I found that the best way to deal with audacious comments was to just smile politely and allow them to move on to the next booth. Some will think that your work is worth WAY less that what you’re asking for, or tell you right to your face that they’re probably more skilled than you. One lady, when she arrived at my booth, wanted me to give her my full attention while I was in the middle of a transaction with another customer. Fortunately, she moved on to the next booth when she saw that I couldn’t accommodate her!
TIP #6: Have fun!
You’ve worked hard for months! Now, it’s time to enjoy the fruits of your labor. Talk to your customers about your products. The people going to your booth are most probably the ones who share the same passion for your craft as you. So don’t hide behind your table or shy away from your prospective buyers. You’ll see that the moment the connection is made between you and a customer, selling your work on a craft show is quite fun after all!
The Baguio Craft Fair is on its 4th year and now that I’ve been part of it, I wish that it happens more often and not just once a year. Being part of something so wonderful is just so fulfilling. Local artists, crafters, small and big businesses have all come together to celebrate beauty, arts, and crafts. I can’t wait for my next craft show!

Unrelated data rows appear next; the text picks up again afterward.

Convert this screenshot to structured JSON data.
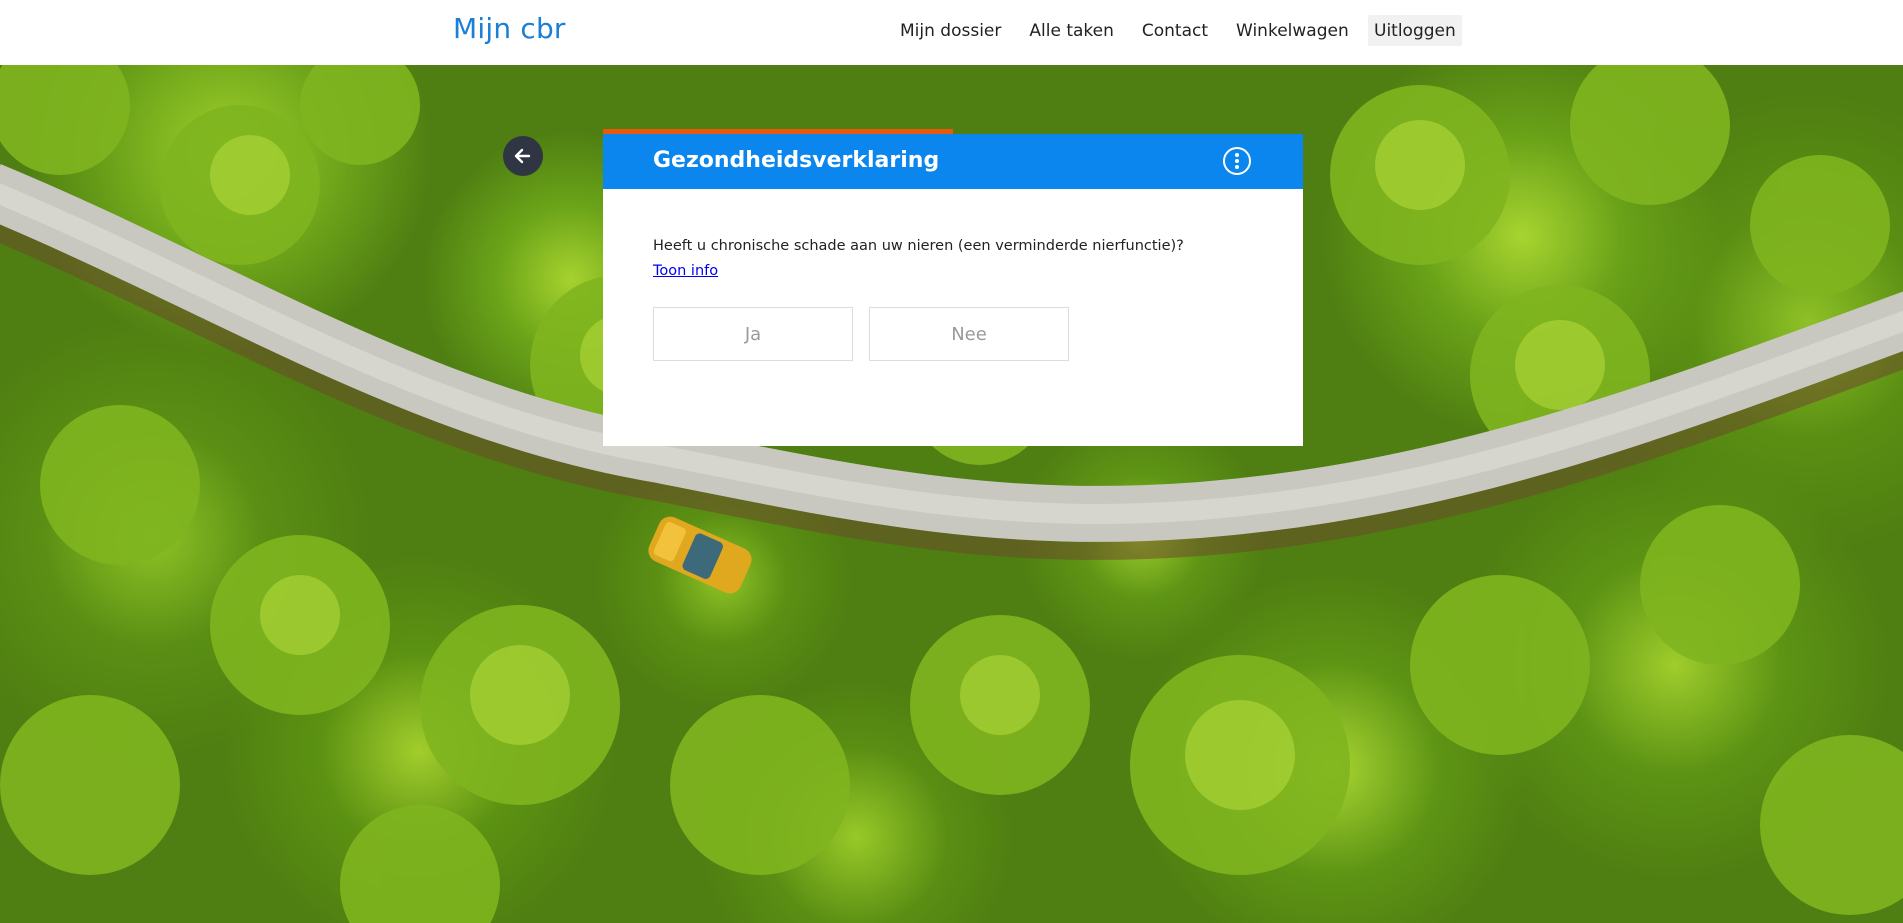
{
  "header": {
    "brand": "Mijn cbr",
    "nav": [
      {
        "label": "Mijn dossier"
      },
      {
        "label": "Alle taken"
      },
      {
        "label": "Contact"
      },
      {
        "label": "Winkelwagen"
      }
    ],
    "logout_label": "Uitloggen"
  },
  "card": {
    "title": "Gezondheidsverklaring",
    "question": "Heeft u chronische schade aan uw nieren (een verminderde nierfunctie)?",
    "info_link": "Toon info",
    "answers": [
      {
        "label": "Ja"
      },
      {
        "label": "Nee"
      }
    ]
  },
  "colors": {
    "brand": "#1a7fd6",
    "card_header": "#0a86ee",
    "progress_accent": "#e8590c"
  },
  "icons": {
    "back": "arrow-left-icon",
    "more": "more-vertical-icon"
  }
}
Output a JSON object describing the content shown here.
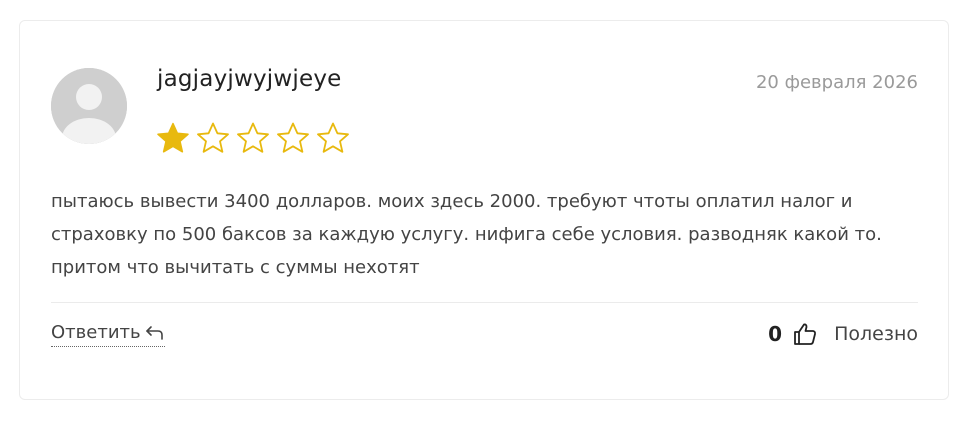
{
  "review": {
    "author": "jagjayjwyjwjeye",
    "date": "20 февраля 2026",
    "rating": 1,
    "max_rating": 5,
    "text": "пытаюсь вывести 3400 долларов. моих здесь 2000. требуют чтоты оплатил налог и страховку по 500 баксов за каждую услугу. нифига себе условия. разводняк какой то. притом что вычитать с суммы нехотят"
  },
  "actions": {
    "reply_label": "Ответить",
    "useful_count": "0",
    "useful_label": "Полезно"
  },
  "icons": {
    "avatar": "user-avatar-placeholder",
    "star_filled": "star-filled-icon",
    "star_empty": "star-outline-icon",
    "reply": "reply-arrow-icon",
    "thumb": "thumbs-up-icon"
  },
  "colors": {
    "star": "#e8b90f",
    "date": "#9a9a9a",
    "avatar_bg": "#cfcfcf"
  }
}
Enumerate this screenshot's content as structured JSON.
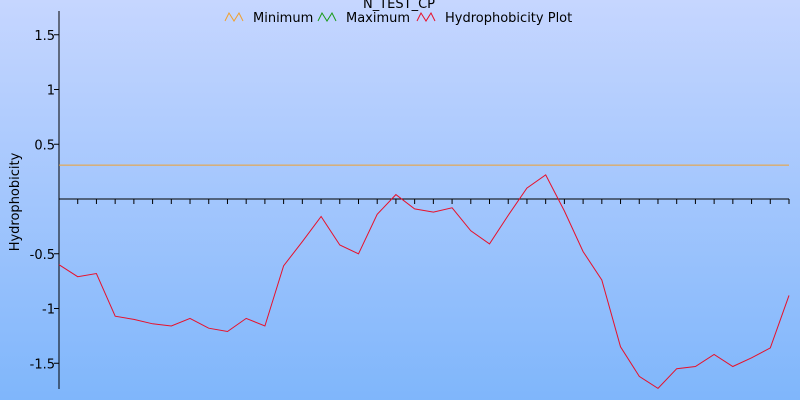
{
  "chart_data": {
    "type": "line",
    "title": "N_TEST_CP",
    "ylabel": "Hydrophobicity",
    "xlabel": "",
    "ylim": [
      -1.73,
      1.72
    ],
    "y_ticks": [
      1.5,
      1,
      0.5,
      -0.5,
      -1,
      -1.5
    ],
    "y_tick_labels": [
      "1.5",
      "1",
      "0.5",
      "-0.5",
      "-1",
      "-1.5"
    ],
    "x_range": [
      0,
      39
    ],
    "x_tick_count": 39,
    "legend_position": "top",
    "grid": false,
    "series": [
      {
        "name": "Minimum",
        "color": "#f0a030",
        "x": [
          0,
          39
        ],
        "values": [
          0.31,
          0.31
        ]
      },
      {
        "name": "Maximum",
        "color": "#1a9a1a",
        "x": [],
        "values": []
      },
      {
        "name": "Hydrophobicity Plot",
        "color": "#e8102a",
        "x": [
          0,
          1,
          2,
          3,
          4,
          5,
          6,
          7,
          8,
          9,
          10,
          11,
          12,
          13,
          14,
          15,
          16,
          17,
          18,
          19,
          20,
          21,
          22,
          23,
          24,
          25,
          26,
          27,
          28,
          29,
          30,
          31,
          32,
          33,
          34,
          35,
          36,
          37,
          38,
          39
        ],
        "values": [
          -0.6,
          -0.71,
          -0.68,
          -1.07,
          -1.1,
          -1.14,
          -1.16,
          -1.09,
          -1.18,
          -1.21,
          -1.09,
          -1.16,
          -0.61,
          -0.39,
          -0.16,
          -0.42,
          -0.5,
          -0.14,
          0.04,
          -0.09,
          -0.12,
          -0.08,
          -0.29,
          -0.41,
          -0.15,
          0.1,
          0.22,
          -0.11,
          -0.48,
          -0.74,
          -1.35,
          -1.62,
          -1.73,
          -1.55,
          -1.53,
          -1.42,
          -1.53,
          -1.45,
          -1.36,
          -0.88
        ]
      }
    ]
  }
}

Hope my tips can help you when you join your first craft show. Let me know about your experience in the comments below. And if you like this article, you may like my crochet content on Gantsilyo Baguio YouTube, Instagram, and Facebook.
Love and Light, Cynthia